General Information: Brassica juncea is one of the greens considered to be an essential element in soul food. Mustard greens are the leaves of the mustard plant, Brassica juncea. The leaves of mustard greens can have either a crumpled or flat texture and may have either toothed, scalloped, frilled or lacey edges. In addition to providing wonderfully nutritious greens, this plant also produces the acrid-tasting brown seeds that are used to make Dijon mustard.
This species is more pungent than the closely-related Brassica oleracea greens (kale, cabbage and collard greens, and is frequently mixed with these milder greens and wild greens such as dandelion. As with other greens in soul food cooking, they are generally flavored by being cooked for a long period with ham hocks or other smoked pork products.
Chinese and Japanese cuisines make much more use of mustard greens. A large variety of Brassica juncea cultivars are grown and enjoyed, such as zha cai (tatsoi), mizuna, juk gai choy, and hseuh li hung (雪里红). Asian mustard greens are generally stir-fried or pickled. A South-East Asian dish called asam gai choy or kiam chai boey is often made with leftovers from a large meal. It involves stewing mustard greens with tamarind, dried chillies and leftover meat on the bone.
Nutritional: Mustard greens are jampacked with nutrients. They provide good to excellent amounts of 9 vitamins, 7 minerals, dietary fiber and protein. And if that were not impressive enough, being a member of the Brassica family along with broccoli, cabbage and Brussels sprouts, they also feature the health-promoting phytonutrients known as glucosinolates.

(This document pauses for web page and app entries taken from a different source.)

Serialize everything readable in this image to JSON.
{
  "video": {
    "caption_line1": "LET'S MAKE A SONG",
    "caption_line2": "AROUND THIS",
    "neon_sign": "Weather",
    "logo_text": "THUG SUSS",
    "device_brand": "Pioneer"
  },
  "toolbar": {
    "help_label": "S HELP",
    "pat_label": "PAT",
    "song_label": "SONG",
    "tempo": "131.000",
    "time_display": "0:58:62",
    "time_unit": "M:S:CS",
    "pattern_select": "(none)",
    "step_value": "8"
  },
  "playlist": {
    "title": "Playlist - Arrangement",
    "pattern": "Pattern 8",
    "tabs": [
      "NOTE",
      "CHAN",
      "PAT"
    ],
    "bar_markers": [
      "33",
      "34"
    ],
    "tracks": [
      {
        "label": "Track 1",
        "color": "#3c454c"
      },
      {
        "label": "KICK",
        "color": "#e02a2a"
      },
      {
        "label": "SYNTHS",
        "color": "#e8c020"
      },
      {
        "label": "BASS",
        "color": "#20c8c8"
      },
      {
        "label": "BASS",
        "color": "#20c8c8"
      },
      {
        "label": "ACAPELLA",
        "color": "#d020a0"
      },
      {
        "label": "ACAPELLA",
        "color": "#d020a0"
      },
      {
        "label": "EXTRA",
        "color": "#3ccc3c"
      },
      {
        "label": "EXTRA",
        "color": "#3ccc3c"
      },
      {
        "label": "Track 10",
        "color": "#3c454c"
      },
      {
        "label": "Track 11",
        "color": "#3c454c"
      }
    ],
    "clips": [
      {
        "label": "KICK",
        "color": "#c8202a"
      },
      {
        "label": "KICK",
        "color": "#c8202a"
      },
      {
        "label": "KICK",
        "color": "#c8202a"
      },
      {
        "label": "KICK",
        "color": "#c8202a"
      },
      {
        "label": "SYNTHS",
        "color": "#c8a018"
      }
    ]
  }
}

Mustard greens contain numerous nutrients that can contribute to a healthy cardiovascular system, including the antioxidants, vitamin E, beta-carotene and vitamin C.